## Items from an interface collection
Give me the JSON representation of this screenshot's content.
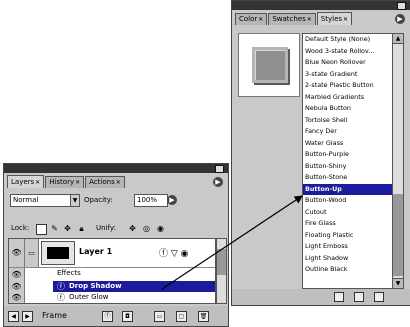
{
  "styles_panel": {
    "tabs": [
      {
        "label": "Color",
        "active": false
      },
      {
        "label": "Swatches",
        "active": false
      },
      {
        "label": "Styles",
        "active": true
      }
    ],
    "items": [
      "Default Style (None)",
      "Wood 3-state Rollov...",
      "Blue Neon Rollover",
      "3-state Gradient",
      "2-state Plastic Button",
      "Marbled Gradients",
      "Nebula Button",
      "Tortoise Shell",
      "Fancy Der",
      "Water Glass",
      "Button-Purple",
      "Button-Shiny",
      "Button-Stone",
      "Button-Up",
      "Button-Wood",
      "Cutout",
      "Fire Glass",
      "Floating Plastic",
      "Light Emboss",
      "Light Shadow",
      "Outline Black"
    ],
    "selected_item": "Button-Up"
  },
  "layers_panel": {
    "tabs": [
      {
        "label": "Layers",
        "active": true
      },
      {
        "label": "History",
        "active": false
      },
      {
        "label": "Actions",
        "active": false
      }
    ],
    "blend_mode": "Normal",
    "opacity_label": "Opacity:",
    "opacity_value": "100%",
    "lock_label": "Lock:",
    "unify_label": "Unify:",
    "layer_name": "Layer 1",
    "effects_label": "Effects",
    "effect_selected": "Drop Shadow",
    "effect_partial": "Outer Glow",
    "footer_label": "Frame"
  },
  "icons": {
    "eye": "eye-icon",
    "brush": "brush-icon",
    "fx": "layer-effects-icon",
    "lock": "lock-icon"
  }
}
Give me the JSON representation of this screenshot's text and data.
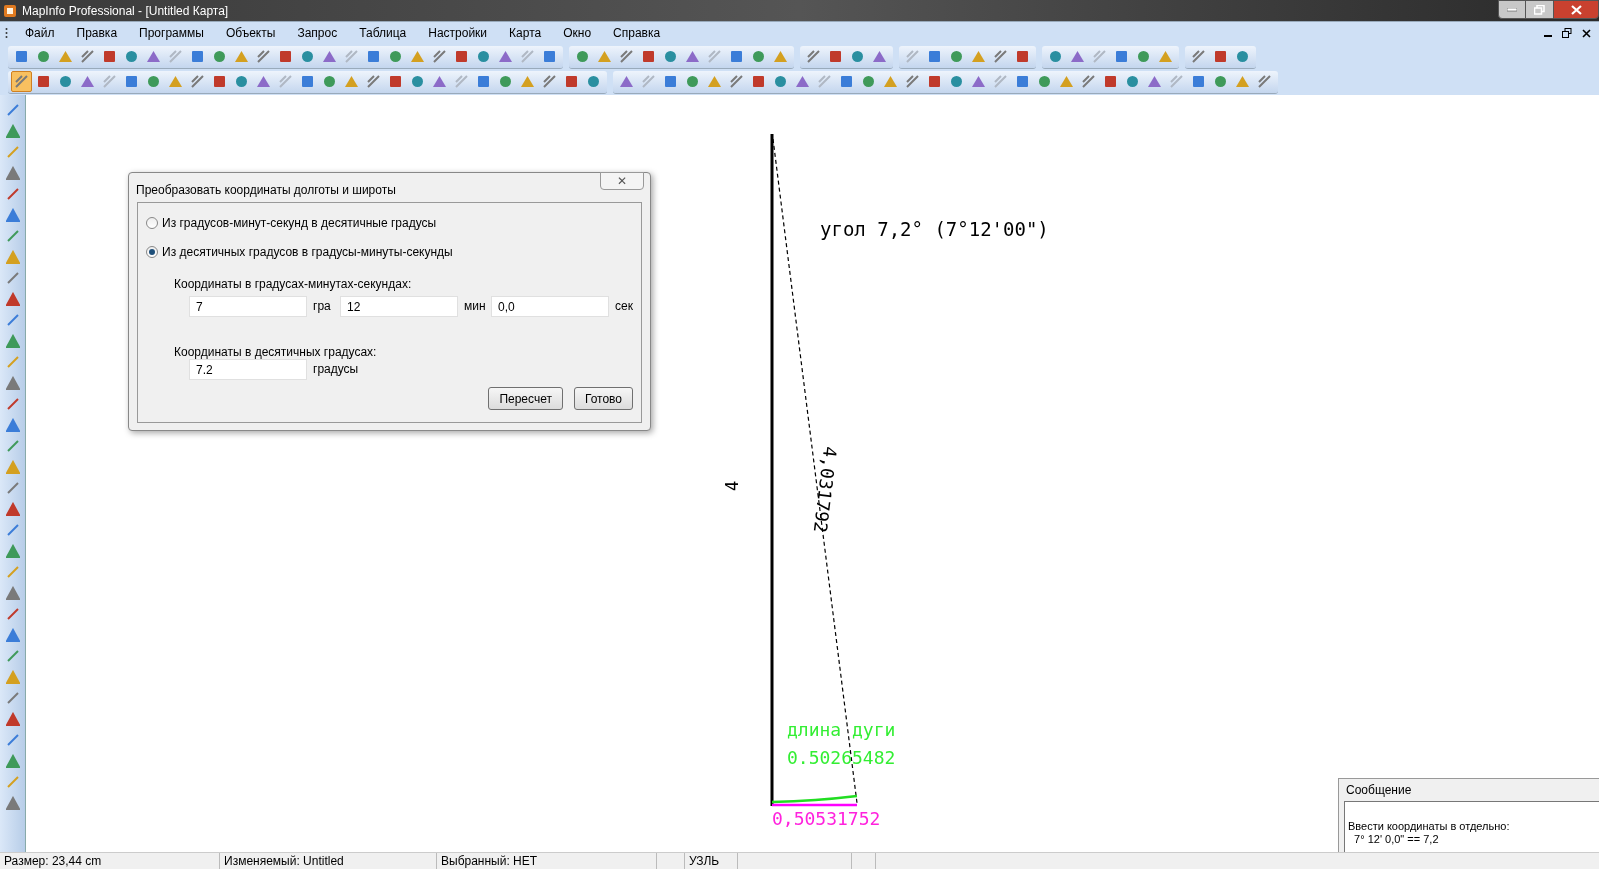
{
  "window": {
    "title": "MapInfo Professional - [Untitled Карта]"
  },
  "menu": [
    "Файл",
    "Правка",
    "Программы",
    "Объекты",
    "Запрос",
    "Таблица",
    "Настройки",
    "Карта",
    "Окно",
    "Справка"
  ],
  "select_tool": {
    "selected": true
  },
  "map": {
    "angle_label": "угол 7,2° (7°12'00\")",
    "side_label": "4",
    "hypotenuse_label": "4,031792",
    "arc_caption": "длина дуги",
    "arc_value": "0.50265482",
    "chord_value": "0,50531752"
  },
  "dialog": {
    "title": "Преобразовать координаты долготы и широты",
    "close": "✕",
    "options": [
      {
        "label": "Из градусов-минут-секунд в десятичные градусы",
        "selected": false
      },
      {
        "label": "Из десятичных градусов в градусы-минуты-секунды",
        "selected": true
      }
    ],
    "dms_label": "Координаты в градусах-минутах-секундах:",
    "dms_fields": [
      {
        "value": "7",
        "unit": "гра"
      },
      {
        "value": "12",
        "unit": "мин"
      },
      {
        "value": "0,0",
        "unit": "сек"
      }
    ],
    "decimal_label": "Координаты в десятичных градусах:",
    "decimal_field": {
      "value": "7.2",
      "unit": "градусы"
    },
    "buttons": [
      "Пересчет",
      "Готово"
    ]
  },
  "message_window": {
    "title": "Сообщение",
    "lines": [
      "Ввести координаты в отдельно:",
      "  7° 12' 0,0\" == 7,2"
    ]
  },
  "status_bar": [
    "Размер: 23,44 cm",
    "Изменяемый: Untitled",
    "Выбранный: НЕТ",
    "УЗЛЬ"
  ]
}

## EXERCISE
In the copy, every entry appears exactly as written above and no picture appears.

## REPLY
Give me the JSON representation of this screenshot's content.
{
  "styles_panel": {
    "tabs": [
      {
        "label": "Color",
        "active": false
      },
      {
        "label": "Swatches",
        "active": false
      },
      {
        "label": "Styles",
        "active": true
      }
    ],
    "items": [
      "Default Style (None)",
      "Wood 3-state Rollov...",
      "Blue Neon Rollover",
      "3-state Gradient",
      "2-state Plastic Button",
      "Marbled Gradients",
      "Nebula Button",
      "Tortoise Shell",
      "Fancy Der",
      "Water Glass",
      "Button-Purple",
      "Button-Shiny",
      "Button-Stone",
      "Button-Up",
      "Button-Wood",
      "Cutout",
      "Fire Glass",
      "Floating Plastic",
      "Light Emboss",
      "Light Shadow",
      "Outline Black"
    ],
    "selected_item": "Button-Up"
  },
  "layers_panel": {
    "tabs": [
      {
        "label": "Layers",
        "active": true
      },
      {
        "label": "History",
        "active": false
      },
      {
        "label": "Actions",
        "active": false
      }
    ],
    "blend_mode": "Normal",
    "opacity_label": "Opacity:",
    "opacity_value": "100%",
    "lock_label": "Lock:",
    "unify_label": "Unify:",
    "layer_name": "Layer 1",
    "effects_label": "Effects",
    "effect_selected": "Drop Shadow",
    "effect_partial": "Outer Glow",
    "footer_label": "Frame"
  },
  "icons": {
    "eye": "eye-icon",
    "brush": "brush-icon",
    "fx": "layer-effects-icon",
    "lock": "lock-icon"
  }
}
Give me the JSON representation of this screenshot's text and data.
{
  "window": {
    "title": "MapInfo Professional - [Untitled Карта]"
  },
  "menu": [
    "Файл",
    "Правка",
    "Программы",
    "Объекты",
    "Запрос",
    "Таблица",
    "Настройки",
    "Карта",
    "Окно",
    "Справка"
  ],
  "select_tool": {
    "selected": true
  },
  "map": {
    "angle_label": "угол 7,2° (7°12'00\")",
    "side_label": "4",
    "hypotenuse_label": "4,031792",
    "arc_caption": "длина дуги",
    "arc_value": "0.50265482",
    "chord_value": "0,50531752"
  },
  "dialog": {
    "title": "Преобразовать координаты долготы и широты",
    "close": "✕",
    "options": [
      {
        "label": "Из градусов-минут-секунд в десятичные градусы",
        "selected": false
      },
      {
        "label": "Из десятичных градусов в градусы-минуты-секунды",
        "selected": true
      }
    ],
    "dms_label": "Координаты в градусах-минутах-секундах:",
    "dms_fields": [
      {
        "value": "7",
        "unit": "гра"
      },
      {
        "value": "12",
        "unit": "мин"
      },
      {
        "value": "0,0",
        "unit": "сек"
      }
    ],
    "decimal_label": "Координаты в десятичных градусах:",
    "decimal_field": {
      "value": "7.2",
      "unit": "градусы"
    },
    "buttons": [
      "Пересчет",
      "Готово"
    ]
  },
  "message_window": {
    "title": "Сообщение",
    "lines": [
      "Ввести координаты в отдельно:",
      "  7° 12' 0,0\" == 7,2"
    ]
  },
  "status_bar": [
    "Размер: 23,44 cm",
    "Изменяемый: Untitled",
    "Выбранный: НЕТ",
    "УЗЛЬ"
  ]
}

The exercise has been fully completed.